But how robustly have U.S. officials assessed such groups’ importance as a node in transnational white supremacy extremist networks and the potential threat they pose? Earlier this month, the U.S. Department of Homeland Security reportedly described “the threat from white supremacists as the deadliest domestic terror threat facing the U.S.,” more dangerous than foreign terrorist groups. U.S. lawmakers have debated and introduced policies aimed at limiting the chances of U.S. weapons and aid going to ultranationalist battalions in Ukraine, while ensuring that Kyiv can stave off further Russian aggression. In April of this year, meanwhile, the U.S. State Department did designate RIM—based in Russia, which Washington officially considers an adversary—as a Specially Designated Global Terrorist (SDGT) entity for training foreigners motivated by white-supremacy beliefs who ultimately conducted violent attacks. This was an important step in acknowledging the threat such groups pose to U.S. national security. We should learn from the mistakes of the past, including our ventures in Afghanistan, and simply because violent organizations serve our geopolitical goals today does not mean that they will not turn around and attack the U.S. homeland tomorrow.

There are numerous policy options available to give law enforcement and the intelligence community the tools needed to effectively counter this growing threat, chief among them, in our view, are FTO and SDGT designations. U.S. allies, like Canada and the UK, have already designated and banned right-wing extremist groups in their countries—something the United States should consider. Critically, such designations could hinder would-be terrorists from entering the United States and criminalize U.S. individuals’ support to the designated individuals and groups. In addition, the designations would allow for the collection of information on U.S. nationals traveling overseas to network, train and fight with designated groups, as well as block the movement of assets to those designated and enhance Silicon Valley’s ability to curb terrorism content online. Other options include, inter alia: legislation that criminalizes all forms of domestic terrorism; increased, streamlined data collection on domestic terrorism and hate crimes and their perpetrators’ potential transnational linkages; increased earmarked funding for DHS and other government agencies to combat domestic terrorism; leading multilateral efforts at raising awareness and countering the threat from transnational far-right extremism.

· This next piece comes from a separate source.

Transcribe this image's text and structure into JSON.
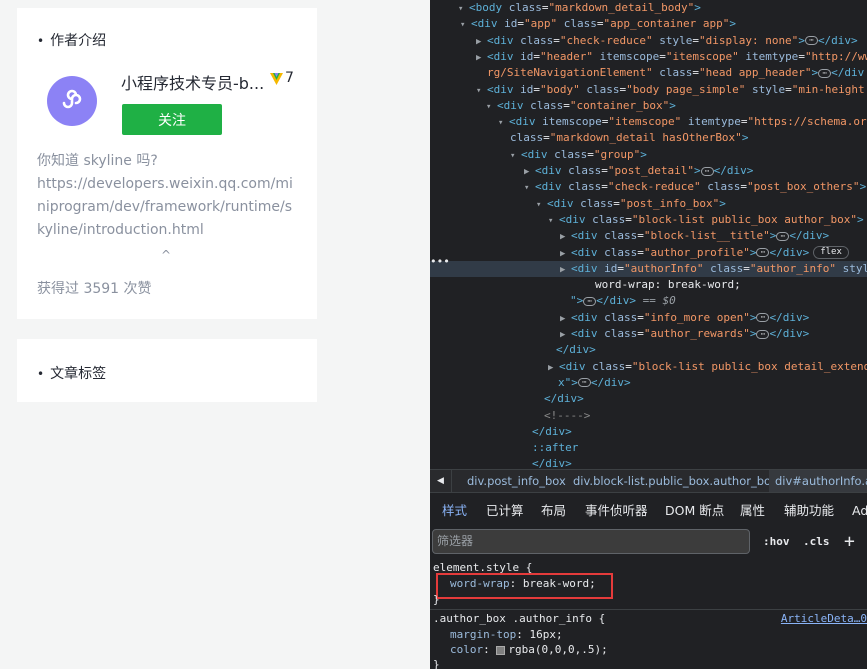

  1. The interview was published in 2018; when it took place is unclear, but in it Semenyaka refers to the Azov battalion as part of the National Guard.
  2. Opinions on the issue are not divided strictly along party lines, but one example of resistance is that no Republican members of Congress signed Rep. Max Rose’s letter urging the U.S. Department of State to look into Azov and other organizations in an effort to identify FTOs. (NB: Fact-checkers have spotted at least one major Azov-related error in the letter.)

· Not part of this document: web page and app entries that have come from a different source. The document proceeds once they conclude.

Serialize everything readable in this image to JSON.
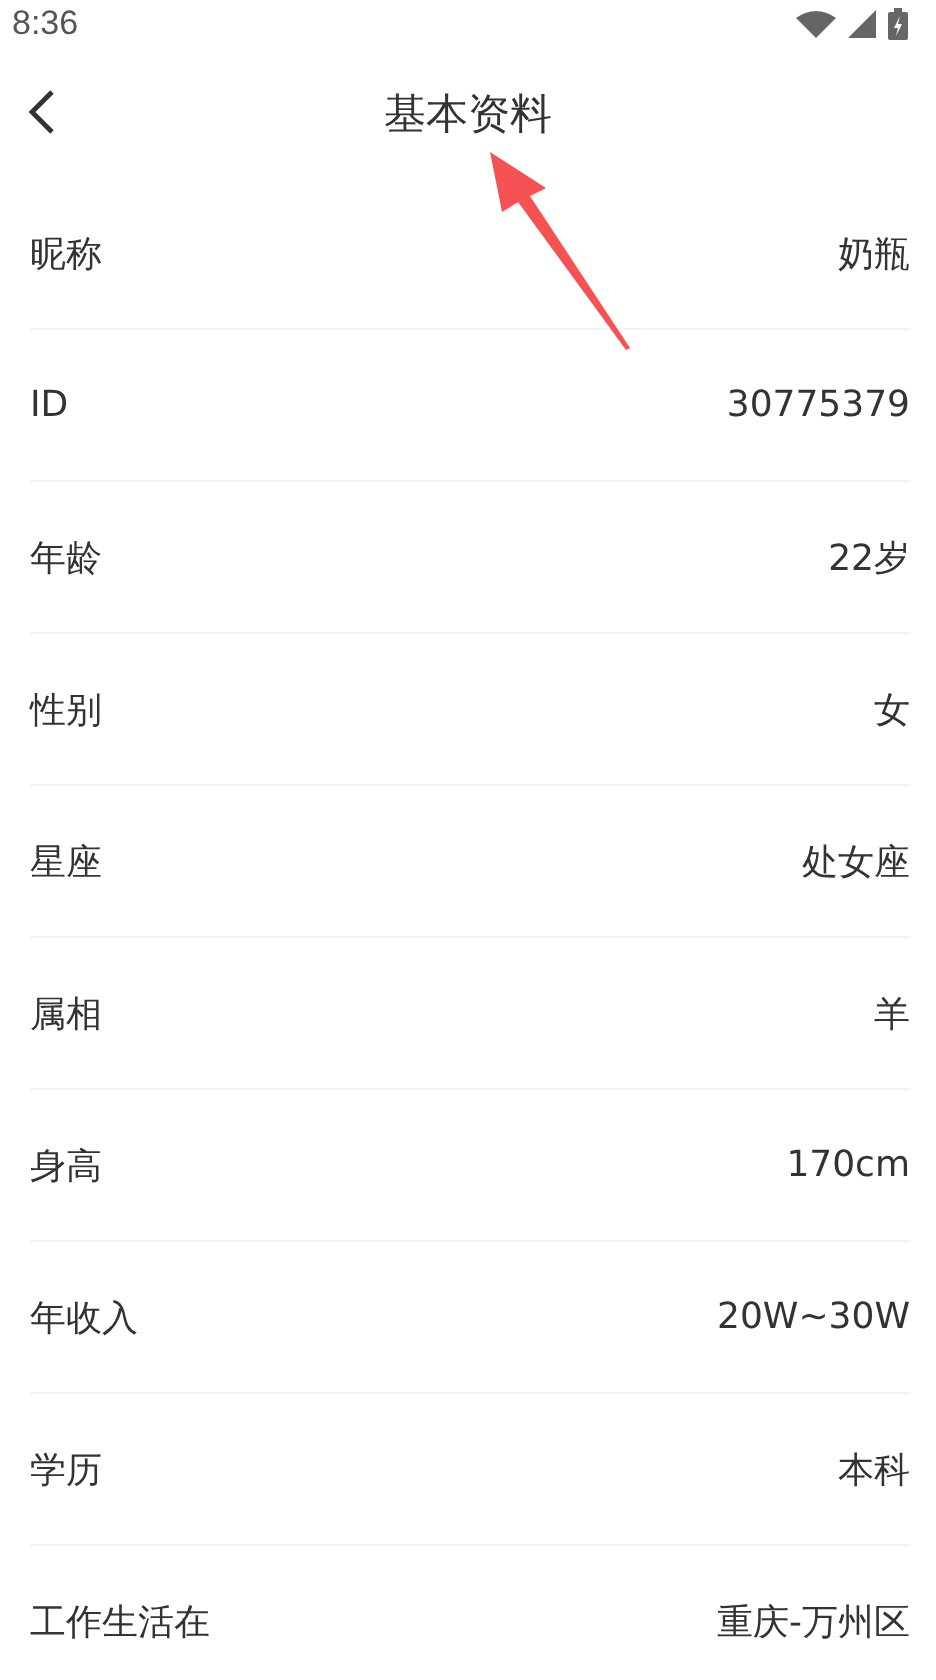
{
  "status_bar": {
    "time": "8:36"
  },
  "header": {
    "title": "基本资料"
  },
  "fields": [
    {
      "label": "昵称",
      "value": "奶瓶"
    },
    {
      "label": "ID",
      "value": "30775379"
    },
    {
      "label": "年龄",
      "value": "22岁"
    },
    {
      "label": "性别",
      "value": "女"
    },
    {
      "label": "星座",
      "value": "处女座"
    },
    {
      "label": "属相",
      "value": "羊"
    },
    {
      "label": "身高",
      "value": "170cm"
    },
    {
      "label": "年收入",
      "value": "20W~30W"
    },
    {
      "label": "学历",
      "value": "本科"
    },
    {
      "label": "工作生活在",
      "value": "重庆-万州区"
    }
  ]
}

Mollie Saltskog

Mollie Saltskog is a senior intelligence analyst at The Soufan Group, a strategic consultancy based in New York City.

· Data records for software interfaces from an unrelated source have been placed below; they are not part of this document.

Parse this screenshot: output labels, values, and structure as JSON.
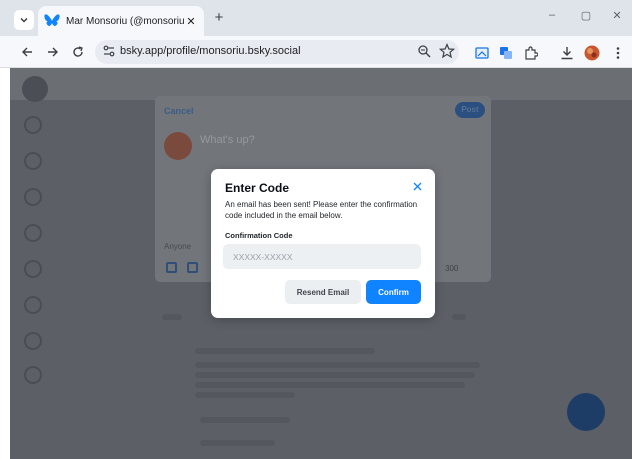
{
  "browser": {
    "tab_title": "Mar Monsoriu (@monsoriu.bsk",
    "tab_close": "✕",
    "new_tab": "+",
    "window_controls": {
      "minimize": "–",
      "maximize": "▢",
      "close": "✕"
    },
    "url": "bsky.app/profile/monsoriu.bsky.social",
    "icons": [
      "tab-search-icon",
      "bluesky-favicon",
      "back-icon",
      "forward-icon",
      "reload-icon",
      "site-info-icon",
      "zoom-icon",
      "star-icon",
      "screen-cast-icon",
      "translate-icon",
      "extensions-icon",
      "download-icon",
      "profile-avatar",
      "more-icon"
    ]
  },
  "composer": {
    "cancel_label": "Cancel",
    "post_label": "Post",
    "placeholder": "What's up?",
    "audience_label": "Anyone",
    "char_count": "300"
  },
  "modal": {
    "title": "Enter Code",
    "close_icon": "close-icon",
    "description": "An email has been sent! Please enter the confirmation code included in the email below.",
    "field_label": "Confirmation Code",
    "field_placeholder": "XXXXX-XXXXX",
    "field_value": "",
    "resend_label": "Resend Email",
    "confirm_label": "Confirm"
  },
  "colors": {
    "accent": "#1083fe",
    "overlay": "#5c6066",
    "chrome_tabstrip": "#dfe3ea",
    "chrome_toolbar": "#f6f8fb"
  }
}
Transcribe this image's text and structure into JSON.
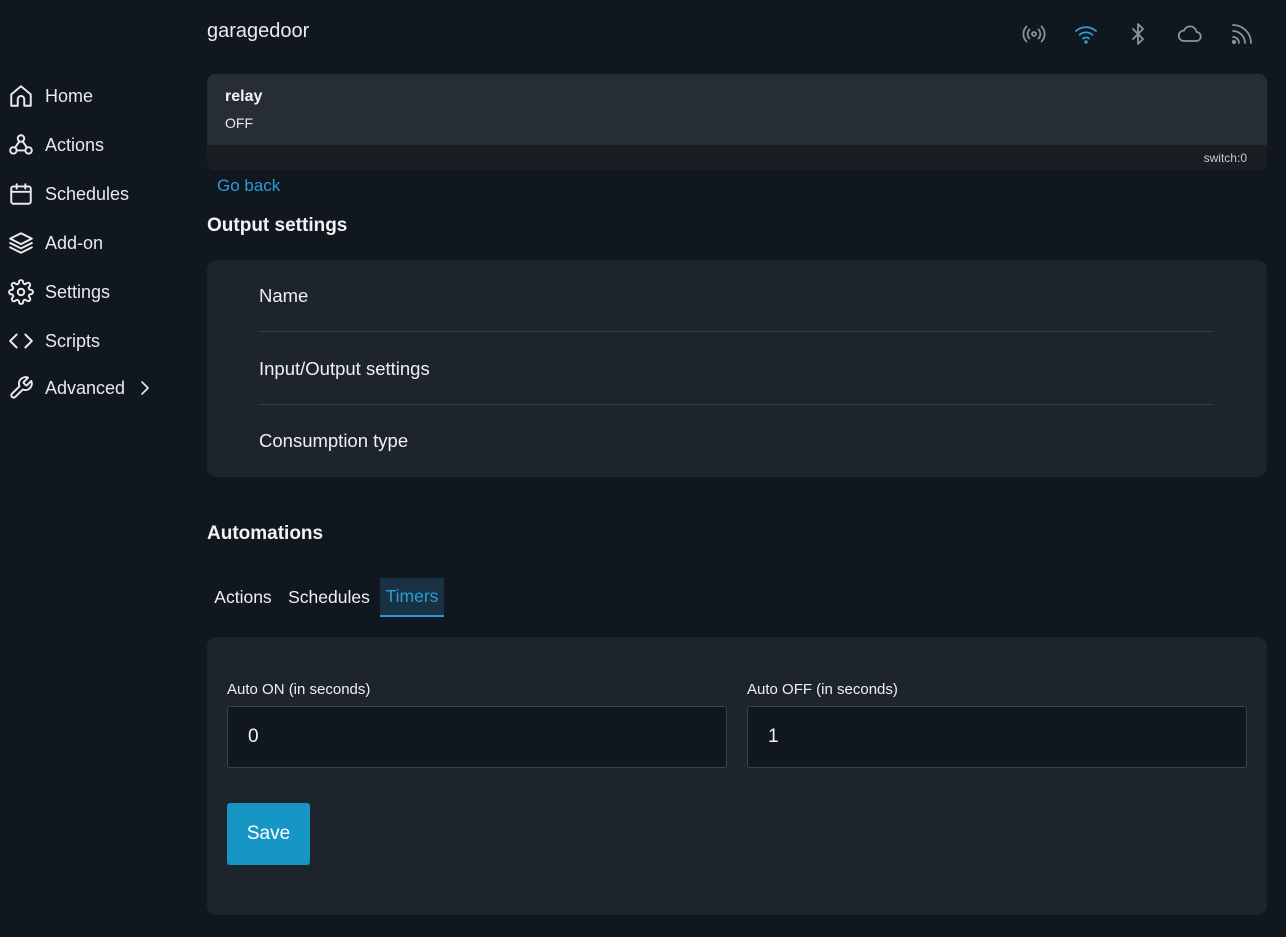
{
  "sidebar": {
    "items": [
      {
        "label": "Home",
        "icon": "home-icon"
      },
      {
        "label": "Actions",
        "icon": "webhook-icon"
      },
      {
        "label": "Schedules",
        "icon": "calendar-icon"
      },
      {
        "label": "Add-on",
        "icon": "layers-icon"
      },
      {
        "label": "Settings",
        "icon": "gear-icon"
      },
      {
        "label": "Scripts",
        "icon": "code-icon"
      },
      {
        "label": "Advanced",
        "icon": "wrench-icon"
      }
    ]
  },
  "header": {
    "device_name": "garagedoor",
    "status_icons": [
      "broadcast-icon",
      "wifi-icon",
      "bluetooth-icon",
      "cloud-icon",
      "rss-icon"
    ],
    "colors": {
      "wifi_active": "#2c9bd4",
      "inactive": "#8a929c"
    }
  },
  "relay": {
    "name": "relay",
    "state": "OFF",
    "id": "switch:0"
  },
  "go_back": "Go back",
  "output_settings": {
    "title": "Output settings",
    "rows": [
      "Name",
      "Input/Output settings",
      "Consumption type"
    ]
  },
  "automations": {
    "title": "Automations",
    "tabs": [
      {
        "label": "Actions",
        "active": false
      },
      {
        "label": "Schedules",
        "active": false
      },
      {
        "label": "Timers",
        "active": true
      }
    ],
    "auto_on": {
      "label": "Auto ON (in seconds)",
      "value": "0"
    },
    "auto_off": {
      "label": "Auto OFF (in seconds)",
      "value": "1"
    },
    "save_label": "Save"
  },
  "colors": {
    "accent": "#2c9bd4",
    "button": "#1696c5",
    "background": "#11171e",
    "card": "#1e242c"
  }
}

Colin P. Clarke

Colin P. Clarke is a senior research fellow at The Soufan Center and an assistant teaching professor at the Institute for Politics and Strategy at Carnegie Mellon University.

Photo by Carl Ridderstråle shared under a CC 4.0 license

The opinions expressed herein are solely those of the author.